This method also makes it possible to estimate the weight of the sports economy in Canada, but it is not possible to compare these results with those obtained in other countries since the methods used to obtain them are different. The need to develop an internationally standardised method to allow comparisons of the relative weight of sport in national economies is again apparent. This also applies to the analysis in terms of industrial clusters, which seems difficult to transpose to the French case, where we have tried to develop an analysis in terms of a meso economic system.

The economic sector of sport

The previous notion of cluster refers to the work of industrial economics, which considers the sectors as a way of dividing up the productive system, and mainly analyses the purchase-sale relations between the branches of an economy. Another conception of the commodity chain is to define it as an eco-system of relations defined by reference to the agents' strategic fields of action. Such a definition of the industry considers agents fulfilling very different functions (production, distribution, finance, etc.) but sharing a common interest: the practice of sport is at the centre of the sector, and changes in this area have important consequences for the other levels of the sector; the production of sporting equipment to meet the above-mentioned demand is shared between the public and private sectors according to the opportunities for profitability; the production and distribution of sports articles depend largely on the terms of international competition.

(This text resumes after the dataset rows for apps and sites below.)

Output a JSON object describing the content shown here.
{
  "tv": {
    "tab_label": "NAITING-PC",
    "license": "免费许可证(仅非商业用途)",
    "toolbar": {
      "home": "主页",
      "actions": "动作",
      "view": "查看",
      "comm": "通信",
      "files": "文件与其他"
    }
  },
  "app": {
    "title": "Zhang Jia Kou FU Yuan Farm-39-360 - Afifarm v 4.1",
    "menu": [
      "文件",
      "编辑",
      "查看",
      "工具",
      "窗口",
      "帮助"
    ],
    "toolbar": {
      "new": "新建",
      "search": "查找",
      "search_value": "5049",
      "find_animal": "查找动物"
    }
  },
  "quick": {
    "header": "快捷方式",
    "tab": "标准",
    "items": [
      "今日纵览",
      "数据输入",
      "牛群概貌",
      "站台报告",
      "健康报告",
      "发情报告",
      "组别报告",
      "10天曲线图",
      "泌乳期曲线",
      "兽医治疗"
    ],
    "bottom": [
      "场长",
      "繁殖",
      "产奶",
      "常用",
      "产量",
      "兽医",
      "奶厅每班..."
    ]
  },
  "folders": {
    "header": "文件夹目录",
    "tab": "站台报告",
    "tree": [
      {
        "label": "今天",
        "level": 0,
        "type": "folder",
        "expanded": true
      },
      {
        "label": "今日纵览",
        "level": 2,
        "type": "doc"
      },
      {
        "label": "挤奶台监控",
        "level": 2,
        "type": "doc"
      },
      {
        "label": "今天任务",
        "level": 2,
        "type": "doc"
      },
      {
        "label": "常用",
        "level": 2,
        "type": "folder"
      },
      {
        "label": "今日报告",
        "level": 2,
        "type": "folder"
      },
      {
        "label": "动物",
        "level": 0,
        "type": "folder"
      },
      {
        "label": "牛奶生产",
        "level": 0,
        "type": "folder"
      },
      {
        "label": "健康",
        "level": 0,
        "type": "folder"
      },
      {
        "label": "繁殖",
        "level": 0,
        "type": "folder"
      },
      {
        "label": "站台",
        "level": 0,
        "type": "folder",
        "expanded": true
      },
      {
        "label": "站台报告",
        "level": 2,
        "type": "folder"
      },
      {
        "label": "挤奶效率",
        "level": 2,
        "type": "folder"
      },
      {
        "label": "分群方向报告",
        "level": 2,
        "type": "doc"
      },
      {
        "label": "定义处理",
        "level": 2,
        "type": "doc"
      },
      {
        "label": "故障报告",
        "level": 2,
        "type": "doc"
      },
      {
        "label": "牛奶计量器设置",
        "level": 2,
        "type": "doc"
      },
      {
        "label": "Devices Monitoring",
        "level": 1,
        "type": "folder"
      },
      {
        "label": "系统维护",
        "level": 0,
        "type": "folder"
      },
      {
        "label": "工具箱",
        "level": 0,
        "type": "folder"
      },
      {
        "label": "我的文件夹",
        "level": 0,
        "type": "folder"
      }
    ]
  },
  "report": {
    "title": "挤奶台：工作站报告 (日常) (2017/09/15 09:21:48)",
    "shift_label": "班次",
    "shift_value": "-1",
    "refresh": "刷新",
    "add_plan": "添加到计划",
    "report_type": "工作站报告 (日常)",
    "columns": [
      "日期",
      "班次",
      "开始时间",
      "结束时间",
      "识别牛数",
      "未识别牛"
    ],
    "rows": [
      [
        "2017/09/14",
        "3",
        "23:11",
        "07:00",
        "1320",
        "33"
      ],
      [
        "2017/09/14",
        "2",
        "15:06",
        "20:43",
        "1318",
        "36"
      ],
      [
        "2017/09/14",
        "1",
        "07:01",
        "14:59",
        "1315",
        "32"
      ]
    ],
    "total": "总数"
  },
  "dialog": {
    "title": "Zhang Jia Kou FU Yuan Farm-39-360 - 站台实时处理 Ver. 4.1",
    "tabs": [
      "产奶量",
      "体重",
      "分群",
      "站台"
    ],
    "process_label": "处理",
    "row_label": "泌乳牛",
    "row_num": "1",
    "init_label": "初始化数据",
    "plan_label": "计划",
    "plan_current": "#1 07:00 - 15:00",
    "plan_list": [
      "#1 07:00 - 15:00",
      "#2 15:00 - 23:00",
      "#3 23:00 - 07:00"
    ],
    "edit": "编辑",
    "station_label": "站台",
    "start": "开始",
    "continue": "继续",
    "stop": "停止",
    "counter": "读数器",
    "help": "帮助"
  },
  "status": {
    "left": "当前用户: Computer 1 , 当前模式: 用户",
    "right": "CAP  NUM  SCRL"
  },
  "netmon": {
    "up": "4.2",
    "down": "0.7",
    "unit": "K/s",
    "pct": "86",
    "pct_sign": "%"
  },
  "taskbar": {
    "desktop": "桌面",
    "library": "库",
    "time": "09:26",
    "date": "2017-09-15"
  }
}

From this instrument, it is possible to follow the strategies of the different actors who are trying to adapt to the changes in the practice of sport in the context of the globalisation of the economy. It is not up to us here to judge the relevance of this instrument which, as always, depends to a large extent on the quality of the sports information that can be mobilised, hence the need to develop genuine economic observatories for sport.

National sporting expenditure

Given all the difficulties mentioned, the French Ministry of Sports pragmatically proposed to evaluate the economic weight of sport by summing up the expenses of the actors involved:

  • Household spending on sport: purchase of services (tickets, courses, memberships, etc.), purchase of goods (clothing, shoes, sports equipment, etc.);

  • Government expenditure on sport: salaries, subsidies, etc. ;

  • Corporate sports expenditure: broadcasting rights, sponsorship, etc.

This methodology has been critically reviewed:

  • There are still many double counts, which lead to an overestimation of the real expenditure (for example, in public expenditure, if the region subsidises the sports expenditure of a municipality).

  • Conversely, certain expenses are not accounted for, such as the provision of personnel and sports facilities by local authorities.

  • Other expenditures can be ignored such as tax expenditures, social security expenditures, and non-sports business expenditures.

The modification of the evaluation of the economic weight of sport in France, taking into account these different elements, did not greatly modify the final result, as both the under- and over-evaluations of certain expenses according to the methods used seem to compensate each other. On the other hand, the most important conclusion is that, if the amount of the nation's sporting expenditure remains stable (around 1.8% of GDP), its structure has evolved with, in particular, the decrease in public expenditure.